Ethanol losing the information war on capitol hill

Source: By John Siciliano and Jos Siegel, Washington Examiner • Posted: Tuesday, April 9, 2019

A week spent lobbying on Capitol Hill left a major ethanol coalition dismayed by lawmakers’ lack of understanding of the problems facing the industry.

One of the biggest shockers for the ethanol lobby was that lawmakers, primarily Republicans, thought that President Trump’s plan to allow for higher blends of ethanol to be sold year-round was a done deal.

“For a lot of lawmakers, they thought the E15 [15-percent ethanol blend] issue was sort of dealt with already,” Brian Jennings, president and CEO of the American Coalition for Ethanol, told John. He said that they heard a lot of: “It’s already taken care for you, right?”

The problem with that perception is that it isn’t taken care of — far from it — despite Trump making it a key part of his agenda in 2019.

In fact, the proposed rule at the Environmental Protection Agency to lift restrictions on E15 ethanol fuel blends has only just begun to work its way through the administrative process, with the oil industry already threatening to sue if it’s approved.

Jennings and his members were on the Hill last week with the intent of getting lawmakers up to speed with the significant problems they have with the pending EPA ethanol plan. However, the feedback they received from members means they have to rethink their lobbying and education campaigns.

Jennings said he and his members had to spend time clarifying that “no, it’s not taken care of for us,” and then go into the details of the EPA rule, which would actually do the opposite of Trump’s intended result by restricting sales of E15.

There are four or five pieces to the E15 rule. The only part of the proposal the ethanol industry favors is the piece that removes the Reid vapor pressure restrictions for using higher blends in the summer, instead of just the fall, winter, and part of the spring. The U.S. consumes the most gasoline in summer, and allowing E15 to be sold in the summer would open up a huge market for the industry.

Jennings was also disappointed in lawmakers’ understanding of the EPA refinery exemption program, which is separate to the E15 rule, but even just as problematic and damaging to the industry, he explained.

Since the beginning of Trump’s presidency, EPA has granted waivers to dozens of oil refineries to free them from blending ethanol into the gasoline supply as required by the law and EPA’s renewable fuel program.

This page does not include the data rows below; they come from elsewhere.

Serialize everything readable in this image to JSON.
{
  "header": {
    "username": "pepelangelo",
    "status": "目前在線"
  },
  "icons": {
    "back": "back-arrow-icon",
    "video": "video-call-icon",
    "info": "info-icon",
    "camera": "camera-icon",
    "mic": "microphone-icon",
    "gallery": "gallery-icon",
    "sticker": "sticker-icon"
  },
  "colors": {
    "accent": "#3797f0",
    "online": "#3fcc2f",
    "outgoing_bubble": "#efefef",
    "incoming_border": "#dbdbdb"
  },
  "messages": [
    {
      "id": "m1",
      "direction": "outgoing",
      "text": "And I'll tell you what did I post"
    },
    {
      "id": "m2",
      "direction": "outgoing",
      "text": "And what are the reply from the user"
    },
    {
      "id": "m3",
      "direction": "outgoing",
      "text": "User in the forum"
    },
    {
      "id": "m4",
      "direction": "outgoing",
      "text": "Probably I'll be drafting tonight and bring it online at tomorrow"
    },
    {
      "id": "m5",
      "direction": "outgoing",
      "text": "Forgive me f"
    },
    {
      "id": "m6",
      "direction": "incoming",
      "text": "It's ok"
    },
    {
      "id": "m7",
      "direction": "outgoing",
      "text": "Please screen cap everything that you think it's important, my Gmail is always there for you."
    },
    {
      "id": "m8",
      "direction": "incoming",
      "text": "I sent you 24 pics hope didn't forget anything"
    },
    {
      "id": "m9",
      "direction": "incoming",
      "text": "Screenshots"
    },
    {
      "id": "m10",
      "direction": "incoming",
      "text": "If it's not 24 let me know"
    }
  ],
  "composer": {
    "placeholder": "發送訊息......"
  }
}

The ethanol industry argues that the exemptions constitute “demand destruction” for their product, and are currently suing the EPA over its use of the exemptions.

The exemptions have faced pushback from Republican Sens. Chuck Grassley and Joni Ernst of Iowa, but outside of them and a few others, most lawmakers on Capitol Hill aren’t as attuned to the problem, according to Jennings and his group.

Part of the problem is the complexity of the EPA renewable fuel program, or Renewable Fuel Standard, and lawmakers having a hard time keeping track of the problems it and the ethanol industry faces, says Jennings.

Ron Lamberty, vice president for policy for the coalition, told John that some lawmakers and Hill staff are still hung up over ethanol subsidies, not realizing that the primary blending tax credit that they are concerned about was repealed almost a decade ago.

Another issue that confuses lawmakers is the issue of ethanol credits, known as RINs, which are a major piece of the EPA rule for blending more E15.

The RIN changes in the E15 rule would actually undermine the sale of more 15-percent ethanol blends, and are primarily beneficial to refiners. But the subject is one of the most confusing for lawmakers to understand, said Lamberty.

“The RINs thing just confuses way too many, we’ve got to find a way to simplify that,” he said.

He added that many were surprised that there were several other pieces to the Trump E15 regulation, and that the ethanol industry finds most of the rule “troublesome.”